- What is a phobia? What are the different kinds of phobias?
- What are the complications of phobias?
- What are the causes and risk factors for phobias?
- What are phobia symptoms and signs?
- How do health-care professionals diagnose phobias?
- What is the treatment for phobias?
- What is the prognosis for phobias?
- Is it possible to prevent phobias?
- How can people cope with phobias?
- Where can people get information and help for phobias?
- What research is being done on phobias?
Quick GuideWhat's Your Biggest Fear? Phobias
What are phobia symptoms and signs?
Symptoms of phobias often involve having a panic attack -- in that they include feelings of intense fear, dread, or terror, despite understanding that those feelings are out of proportion to any real threat -- in addition to physical symptoms like tremors, sweating, "mind going blank," nausea, rapid heartbeat, trouble breathing, and an overwhelming desire to withdraw from the situation that is causing the phobic reaction. Also, extreme measures are sometimes taken to prevent or leave the situation.
How do health-care professionals diagnose phobias?
Many health-care providers may assess for the diagnosis of phobias, including licensed mental-health therapists, family doctors, or other primary-care medical providers, specialists whom you see for a medical condition, psychiatrists, psychologists, and social workers. If one of these practitioners suspects that you may have a phobia, you will likely be asked a number of questions to explore all the symptoms you may be having and you may need to have a medical interview and physical examination. A phobia may co-occur with a number of other mental-health problems, including schizophrenia, depression, obsessive-compulsive disorder (OCD), and substance-abuse disorders.
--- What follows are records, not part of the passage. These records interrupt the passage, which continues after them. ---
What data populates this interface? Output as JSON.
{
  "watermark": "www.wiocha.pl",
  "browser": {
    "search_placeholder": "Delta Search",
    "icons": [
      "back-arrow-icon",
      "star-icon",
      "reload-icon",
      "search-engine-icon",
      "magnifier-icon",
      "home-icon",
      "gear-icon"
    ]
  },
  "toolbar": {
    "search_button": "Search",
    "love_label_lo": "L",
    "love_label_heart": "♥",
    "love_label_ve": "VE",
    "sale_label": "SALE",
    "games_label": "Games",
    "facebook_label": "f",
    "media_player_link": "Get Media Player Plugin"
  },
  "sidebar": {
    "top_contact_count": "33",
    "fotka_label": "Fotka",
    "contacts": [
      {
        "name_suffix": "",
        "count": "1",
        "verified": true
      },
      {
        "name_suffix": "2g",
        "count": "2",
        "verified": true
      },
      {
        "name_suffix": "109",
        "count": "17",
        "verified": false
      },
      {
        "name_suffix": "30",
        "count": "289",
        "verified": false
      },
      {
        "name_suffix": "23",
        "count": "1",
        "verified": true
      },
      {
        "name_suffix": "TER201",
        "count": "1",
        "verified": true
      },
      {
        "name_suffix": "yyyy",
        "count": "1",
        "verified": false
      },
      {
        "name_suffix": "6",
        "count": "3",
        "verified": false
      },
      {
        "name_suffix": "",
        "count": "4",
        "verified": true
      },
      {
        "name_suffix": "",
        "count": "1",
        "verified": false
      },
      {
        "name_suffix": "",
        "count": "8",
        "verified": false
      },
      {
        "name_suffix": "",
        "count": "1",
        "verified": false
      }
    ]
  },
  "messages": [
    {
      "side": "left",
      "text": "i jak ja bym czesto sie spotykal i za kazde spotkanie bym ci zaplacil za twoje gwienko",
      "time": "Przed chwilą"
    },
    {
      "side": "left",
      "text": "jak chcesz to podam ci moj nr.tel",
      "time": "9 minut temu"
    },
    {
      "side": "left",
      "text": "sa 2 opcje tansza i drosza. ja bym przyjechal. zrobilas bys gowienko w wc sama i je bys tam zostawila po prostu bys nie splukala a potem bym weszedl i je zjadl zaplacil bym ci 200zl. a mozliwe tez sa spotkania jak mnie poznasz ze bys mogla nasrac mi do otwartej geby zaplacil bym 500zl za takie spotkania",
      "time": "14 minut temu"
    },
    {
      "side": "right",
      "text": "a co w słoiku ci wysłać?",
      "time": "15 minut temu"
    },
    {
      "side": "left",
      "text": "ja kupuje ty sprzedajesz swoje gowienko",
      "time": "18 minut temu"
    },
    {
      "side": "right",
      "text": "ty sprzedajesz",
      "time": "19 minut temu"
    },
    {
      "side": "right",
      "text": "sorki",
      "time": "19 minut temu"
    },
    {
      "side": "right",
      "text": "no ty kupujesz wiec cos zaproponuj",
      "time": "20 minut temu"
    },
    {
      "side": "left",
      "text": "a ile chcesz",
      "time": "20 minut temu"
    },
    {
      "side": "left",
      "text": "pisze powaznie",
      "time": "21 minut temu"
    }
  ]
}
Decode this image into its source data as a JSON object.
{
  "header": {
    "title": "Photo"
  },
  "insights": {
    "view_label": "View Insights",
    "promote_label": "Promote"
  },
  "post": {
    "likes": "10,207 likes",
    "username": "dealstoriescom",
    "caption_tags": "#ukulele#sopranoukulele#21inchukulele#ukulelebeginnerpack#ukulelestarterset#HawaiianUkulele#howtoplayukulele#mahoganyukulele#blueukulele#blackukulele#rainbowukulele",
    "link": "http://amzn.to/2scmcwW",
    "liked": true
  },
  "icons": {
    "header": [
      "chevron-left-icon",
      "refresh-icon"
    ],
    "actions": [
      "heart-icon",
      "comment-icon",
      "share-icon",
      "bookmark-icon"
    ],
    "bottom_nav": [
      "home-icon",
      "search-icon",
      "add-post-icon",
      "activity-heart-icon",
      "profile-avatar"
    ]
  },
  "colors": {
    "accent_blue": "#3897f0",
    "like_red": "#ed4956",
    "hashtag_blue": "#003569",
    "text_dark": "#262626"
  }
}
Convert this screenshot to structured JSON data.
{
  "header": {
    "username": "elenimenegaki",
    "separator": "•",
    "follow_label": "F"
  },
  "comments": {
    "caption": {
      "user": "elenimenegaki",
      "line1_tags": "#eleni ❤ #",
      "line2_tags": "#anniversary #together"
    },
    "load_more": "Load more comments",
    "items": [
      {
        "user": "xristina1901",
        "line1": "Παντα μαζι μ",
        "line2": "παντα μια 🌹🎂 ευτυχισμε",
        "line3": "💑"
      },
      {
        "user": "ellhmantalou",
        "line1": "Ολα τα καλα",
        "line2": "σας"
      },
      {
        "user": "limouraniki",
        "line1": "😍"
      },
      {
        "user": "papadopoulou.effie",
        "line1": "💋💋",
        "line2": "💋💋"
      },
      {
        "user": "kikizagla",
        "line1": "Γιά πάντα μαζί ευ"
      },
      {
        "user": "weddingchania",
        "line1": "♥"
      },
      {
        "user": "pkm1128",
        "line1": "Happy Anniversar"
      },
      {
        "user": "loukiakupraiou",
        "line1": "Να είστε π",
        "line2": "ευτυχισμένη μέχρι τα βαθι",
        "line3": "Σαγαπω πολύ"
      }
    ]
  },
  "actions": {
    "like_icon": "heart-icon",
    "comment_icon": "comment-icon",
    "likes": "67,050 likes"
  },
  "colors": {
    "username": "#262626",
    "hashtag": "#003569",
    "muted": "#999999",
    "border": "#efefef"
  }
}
Phobias are particularly associated with other anxiety disorders. In addition to panic disorder, examples of other anxiety disorders include generalized anxiety disorder (GAD) and posttraumatic stress disorder (PTSD). In children, school phobia or a fear of being alone may occur with or without separation anxiety disorder. As anxiety disorders in general may co-occur with a number of medical conditions or can be a reaction to various medications, routine laboratory tests are often done during the initial evaluation to rule out other possible causes of the symptoms.